“People don’t want to believe what the government says, when they say that everything is alright,” said Kevin Voisin, a Marketing manager at Motivatit. “People understand when there’s something wrong.”
Much of the devastation that rocked Louisiana continues to threaten the livelihoods of many within the state. Yes, billions of dollars have been spent rebuilding, cleaning up the oil spill, and getting families and businesses on track. But Louisiana’s brand has definitely been tarnished.
Chef Brian Landry of the Louisiana Seafood Promotion and Marketing Board noted that once people see Gulf seafood and taste it for themselves, they understand just how good it is. “Putting a plate of seafood in front of someone goes a long way toward changing minds,” said Landry.
As a food lover and health advocate, I definitely had my concerns about the safety of Louisiana’s seafood. In going to Louisiana I was given a much better understanding of the place, the people, and the history of this historic culinary destination. Honestly, when I was invited to attend this trip, I had no idea I’d be introduced to so many culinary professionals and be given unlimited access to the humble men and women of Louisiana’s seafood industry.
From the struggling oyster farmer, the handsome crab fisherman, the helpful server in a tiny neighborhood diner, to the outspoken businessmen–each and every person had a story to tell about the importance of Louisiana’s food culture. I can honestly tell you based on what I observed is that Louisiana is not only producing healthy agriculture and farming fresh seafood, they’re doing it in a much safer way than ever before.
“That’s why we want to show you this unique place,” said Mike Voisin. “[Louisiana is] tied to its roots. It’s culture. It’s land. Our resources are rich.”
“What can you do to help the Louisiana Seafood industry,” one blogger asked. Without skipping a beat, Mike Voisin had an answer.
“Buy Louisiana seafood.”
Seeing (and tasting) really is believing.
*There were so many great eating excursions on this trip I will be writing an entirely separate post about the food. Stay tuned!

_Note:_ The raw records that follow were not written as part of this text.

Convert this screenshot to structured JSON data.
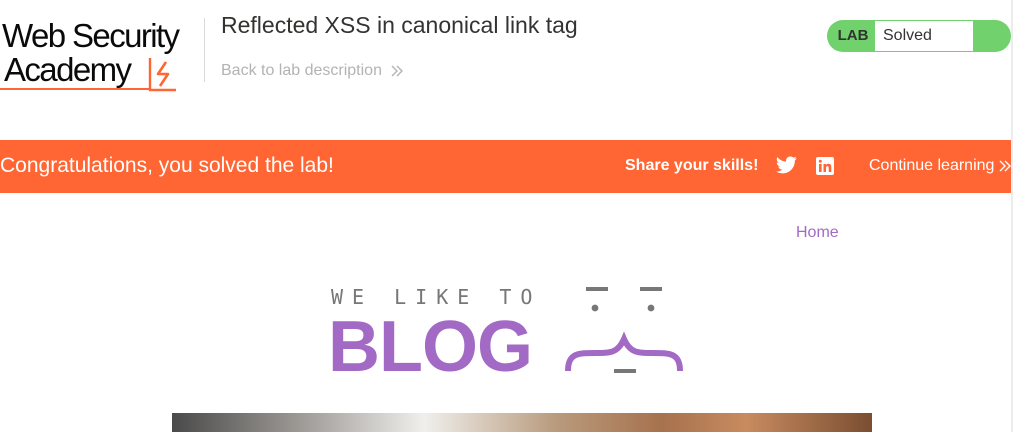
{
  "header": {
    "logo_line1": "Web Security",
    "logo_line2": "Academy",
    "lab_title": "Reflected XSS in canonical link tag",
    "back_link": "Back to lab description",
    "status_label": "LAB",
    "status_value": "Solved",
    "status_color": "#70d16d"
  },
  "banner": {
    "message": "Congratulations, you solved the lab!",
    "share_label": "Share your skills!",
    "share_icons": [
      "twitter-icon",
      "linkedin-icon"
    ],
    "continue_label": "Continue learning",
    "background": "#ff6633"
  },
  "blog": {
    "nav_home": "Home",
    "tagline": "WE LIKE TO",
    "title": "BLOG",
    "accent": "#a36ac5"
  }
}
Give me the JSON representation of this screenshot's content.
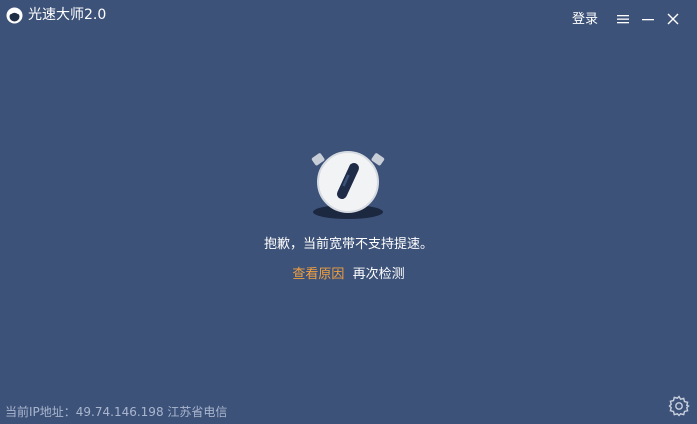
{
  "window": {
    "title": "光速大师2.0",
    "login_label": "登录"
  },
  "status": {
    "message": "抱歉，当前宽带不支持提速。",
    "view_reason_label": "查看原因",
    "recheck_label": "再次检测"
  },
  "footer": {
    "ip_label": "当前IP地址：",
    "ip_address": "49.74.146.198",
    "isp": "江苏省电信"
  },
  "icons": {
    "logo": "app-logo-icon",
    "menu": "hamburger-menu-icon",
    "minimize": "minimize-icon",
    "close": "close-icon",
    "status": "broken-speedometer-icon",
    "settings": "gear-icon"
  },
  "colors": {
    "background": "#3d5279",
    "accent_link": "#f0a040",
    "footer_text": "#a9b6cf"
  }
}
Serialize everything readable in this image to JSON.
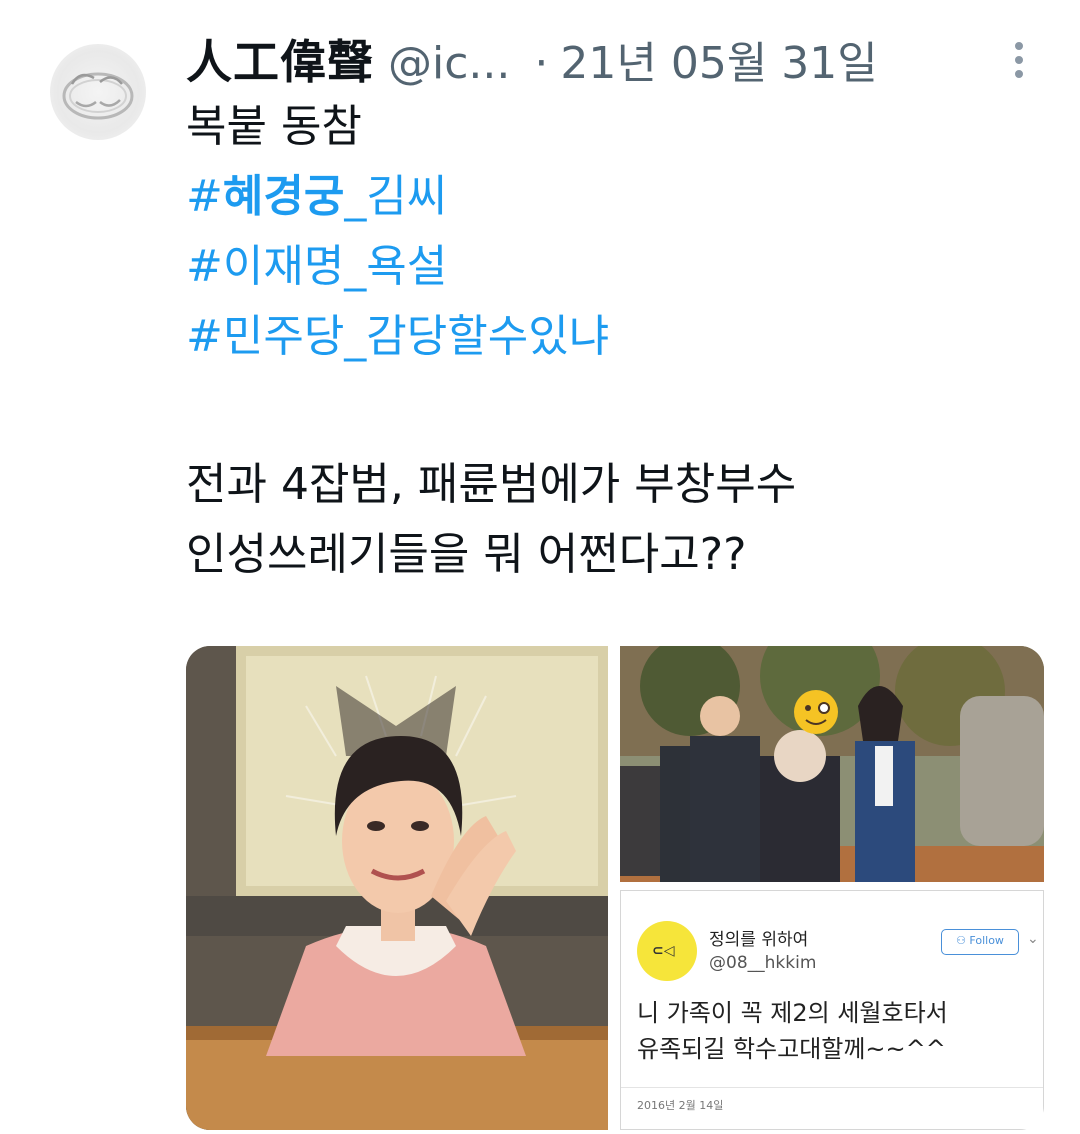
{
  "tweet": {
    "display_name": "人工偉聲",
    "handle": "@ic...",
    "separator": "·",
    "date": "21년 05월 31일",
    "lines": {
      "l1": "복붙 동참",
      "h1_hash": "#",
      "h1_bold": "혜경궁",
      "h1_rest": "_김씨",
      "h2": "#이재명_욕설",
      "h3": "#민주당_감당할수있냐",
      "l5": "전과 4잡범, 패륜범에가  부창부수",
      "l6": "인성쓰레기들을 뭐 어쩐다고??"
    }
  },
  "media": {
    "embedded_card": {
      "name": "정의를 위하여",
      "handle": "@08__hkkim",
      "follow_label": "Follow",
      "body_line1": "니 가족이 꼭 제2의 세월호타서",
      "body_line2": "유족되길 학수고대할께~~^^",
      "date": "2016년 2월 14일"
    }
  },
  "colors": {
    "hashtag": "#1d9bf0",
    "text": "#0f1419",
    "secondary": "#536471",
    "card_avatar": "#f6e53a"
  },
  "icons": [
    "more-vertical-icon",
    "ring-avatar-image"
  ]
}
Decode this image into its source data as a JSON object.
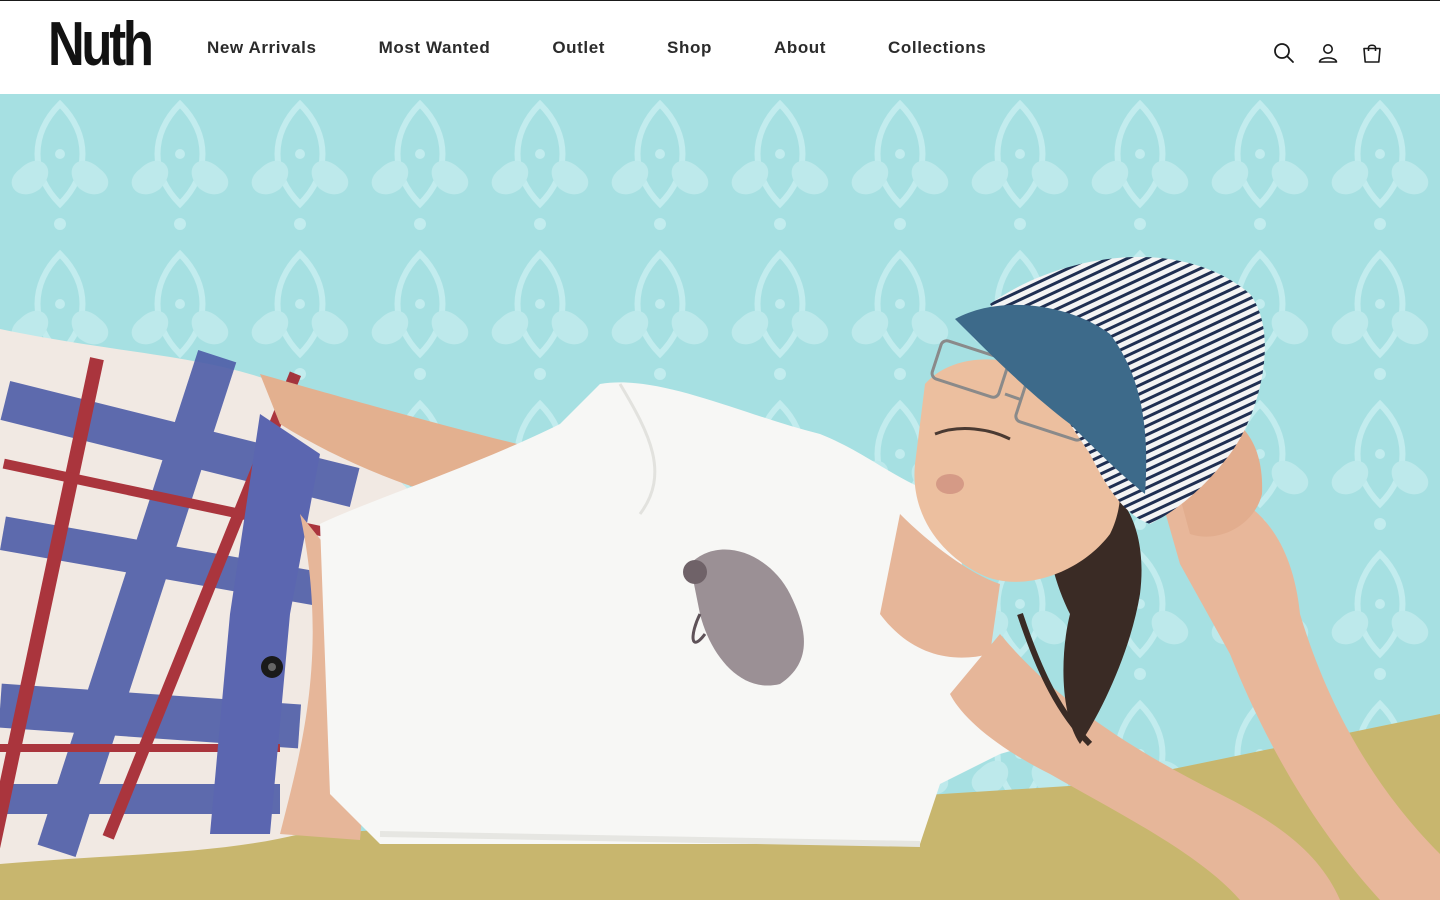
{
  "brand": {
    "logo_text": "Nuth"
  },
  "nav": {
    "items": [
      {
        "label": "New Arrivals"
      },
      {
        "label": "Most Wanted"
      },
      {
        "label": "Outlet"
      },
      {
        "label": "Shop"
      },
      {
        "label": "About"
      },
      {
        "label": "Collections"
      }
    ]
  },
  "header_icons": {
    "search": "search-icon",
    "account": "account-icon",
    "cart": "cart-icon"
  },
  "hero": {
    "image": "hero-model-image",
    "colors": {
      "wallpaper": "#a6e0e2",
      "floor": "#c8b66e",
      "tshirt": "#f7f7f5",
      "cap_stripes": "#1f2f52",
      "cap_brim": "#3d6a8a",
      "pants_blue": "#4e5da8",
      "pants_red": "#a3222c"
    }
  }
}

Full Disclosure: My trip was furnished by Louisiana Seafood Board. I was not paid to write or to furnish my opinions. My opinions are solely my own.